The Kingfisher's Wing: Curated by Tom Morton

Press release

GRIMM is pleased to announce The Kingfisher’s Wing, a group exhibition curated by Tom Morton drawing together paintings by Gabriella Boyd, Varda Caivano, Louise Giovanelli, Matthew Krishanu, Francesca Mollett, William Monk, Ryan Mosley, Christian Quin Newell, Mary Ramsden, Tim Stoner and Phoebe Unwin. The exhibition is the third collaboration between GRIMM and Morton, following the exhibitions Recent British Sculpture and Recent British Painting presented by the gallery in Amsterdam in 2011 and 2012 respectively.

The Kingfisher’s Wing takes its title from a motif in TS Eliot’s Burnt Norton (1936), a poem that is concerned with how we might live in the present moment, when it is both haunted by our memories of the past, and is forever merging seamlessly into the future: 

After the kingfisher’s wing 

Has answered light to light, and is silent, the light is still 

at the still point of the turning world.

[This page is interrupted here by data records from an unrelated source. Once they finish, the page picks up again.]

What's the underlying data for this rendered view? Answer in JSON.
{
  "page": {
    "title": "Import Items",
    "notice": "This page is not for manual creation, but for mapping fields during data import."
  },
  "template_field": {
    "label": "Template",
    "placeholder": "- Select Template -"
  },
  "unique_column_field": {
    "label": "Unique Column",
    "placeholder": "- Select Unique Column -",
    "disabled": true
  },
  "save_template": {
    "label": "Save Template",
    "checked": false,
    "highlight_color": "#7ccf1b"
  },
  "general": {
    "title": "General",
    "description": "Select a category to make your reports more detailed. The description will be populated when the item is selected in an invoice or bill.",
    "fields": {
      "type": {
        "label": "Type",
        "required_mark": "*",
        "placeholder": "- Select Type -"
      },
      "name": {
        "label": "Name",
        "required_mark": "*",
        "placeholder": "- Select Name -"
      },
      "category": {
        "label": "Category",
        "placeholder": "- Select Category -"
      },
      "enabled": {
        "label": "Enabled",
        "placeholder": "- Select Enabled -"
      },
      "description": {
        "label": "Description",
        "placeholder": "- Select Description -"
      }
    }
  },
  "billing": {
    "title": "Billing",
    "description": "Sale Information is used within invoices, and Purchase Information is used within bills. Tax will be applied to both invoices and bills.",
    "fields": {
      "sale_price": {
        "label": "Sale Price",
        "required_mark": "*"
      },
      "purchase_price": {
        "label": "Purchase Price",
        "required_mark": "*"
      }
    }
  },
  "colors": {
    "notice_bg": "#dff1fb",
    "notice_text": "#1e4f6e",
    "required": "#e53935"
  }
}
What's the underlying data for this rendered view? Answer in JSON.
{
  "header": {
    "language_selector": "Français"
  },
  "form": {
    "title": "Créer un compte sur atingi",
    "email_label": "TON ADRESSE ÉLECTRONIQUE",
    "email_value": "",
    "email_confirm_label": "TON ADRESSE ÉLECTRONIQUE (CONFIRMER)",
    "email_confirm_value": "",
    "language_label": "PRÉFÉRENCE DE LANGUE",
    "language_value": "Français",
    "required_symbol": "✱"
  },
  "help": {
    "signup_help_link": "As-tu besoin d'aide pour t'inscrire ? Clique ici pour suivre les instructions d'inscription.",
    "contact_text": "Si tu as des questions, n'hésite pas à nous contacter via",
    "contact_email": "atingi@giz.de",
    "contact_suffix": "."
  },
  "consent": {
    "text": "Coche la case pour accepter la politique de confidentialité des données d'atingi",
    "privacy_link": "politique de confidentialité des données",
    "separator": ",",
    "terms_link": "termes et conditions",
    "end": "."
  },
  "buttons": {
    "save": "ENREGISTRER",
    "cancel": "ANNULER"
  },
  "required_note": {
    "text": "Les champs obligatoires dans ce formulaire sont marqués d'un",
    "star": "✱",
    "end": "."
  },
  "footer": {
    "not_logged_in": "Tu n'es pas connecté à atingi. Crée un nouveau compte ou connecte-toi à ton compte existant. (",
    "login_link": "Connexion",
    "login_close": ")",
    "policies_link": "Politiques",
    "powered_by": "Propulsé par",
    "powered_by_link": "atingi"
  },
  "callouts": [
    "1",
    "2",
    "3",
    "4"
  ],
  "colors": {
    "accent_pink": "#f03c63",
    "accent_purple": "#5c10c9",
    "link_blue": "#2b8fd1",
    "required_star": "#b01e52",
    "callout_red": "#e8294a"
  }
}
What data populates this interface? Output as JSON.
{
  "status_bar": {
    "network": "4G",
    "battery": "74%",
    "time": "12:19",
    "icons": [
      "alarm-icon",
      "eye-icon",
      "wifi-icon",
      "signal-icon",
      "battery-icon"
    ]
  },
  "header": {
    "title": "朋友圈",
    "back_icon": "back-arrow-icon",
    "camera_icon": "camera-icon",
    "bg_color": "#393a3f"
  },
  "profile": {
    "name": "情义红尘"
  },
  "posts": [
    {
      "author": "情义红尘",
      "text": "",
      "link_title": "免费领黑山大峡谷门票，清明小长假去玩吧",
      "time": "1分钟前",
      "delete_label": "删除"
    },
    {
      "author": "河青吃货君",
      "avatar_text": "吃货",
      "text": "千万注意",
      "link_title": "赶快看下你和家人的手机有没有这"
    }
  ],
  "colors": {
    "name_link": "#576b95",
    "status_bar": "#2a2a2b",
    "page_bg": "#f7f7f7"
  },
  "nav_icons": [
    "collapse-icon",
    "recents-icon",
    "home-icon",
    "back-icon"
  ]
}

In the exhibition, these lines are offered as a spur to thinking about the peculiar temporality of the (still, restless) painted image, and the fugitive nature of color, form and meaning. Featuring works by eleven contemporary artists, each of whom has a strong connection to Eliot’s adopted homeland of Great Britain, The Kingfisher’s Wing sequences a set of distinct painterly propositions, attending to their echoed moods and preoccupations, and to their contrapuntal play of atmospheres, imagery and themes—the way they answer “light to light”.  

Across the show, we encounter figuration and abstraction, the domestic and the mythic, landscapes and dreamscapes, bodies in motion and at rest. Here and there, we glimpse traces of painting’s long history and perhaps auguries of its possible futures. What emerges is not an argument for the medium as a “still point” in a “turning world” (it belongs, inescapably, to time), but rather as a repository of present-ness, and as a realm in which the moment lingers and thickens.

If Eliot’s kingfisher is a herald of sorts, here in the exhibition this bird—with its flashing blue and orange feathers, its uncommon, compact charisma—functions as a totem of our encounters with painting. Kingfishers are found almost everywhere across the Earth, aside from at the poles and in the very driest deserts. Nevertheless, to chance across one always feels something of a blessing, a modest little miracle.

Tom Morton is a curator, writer and a Contributing Editor for frieze magazine, based in Rochester, UK. His previous exhibitions include The City & The City & The City at Frestonian Gallery, London (2020); Äppärät at The Ballroom Marfa, Texas, USA (2015); Panda Sex at State of Concept, Athens, Greece; British British Polish Polish: Art from Europe’s Edges in the Long ‘90s and Today, CSW Ujazdowski Castle, Warsaw (2013, co-curated with Marek Goździewski); and British Art Show 7: In the Days of the Comet, Hayward Gallery London and touring (2010-11, co-curated with Lisa Le Feuvre).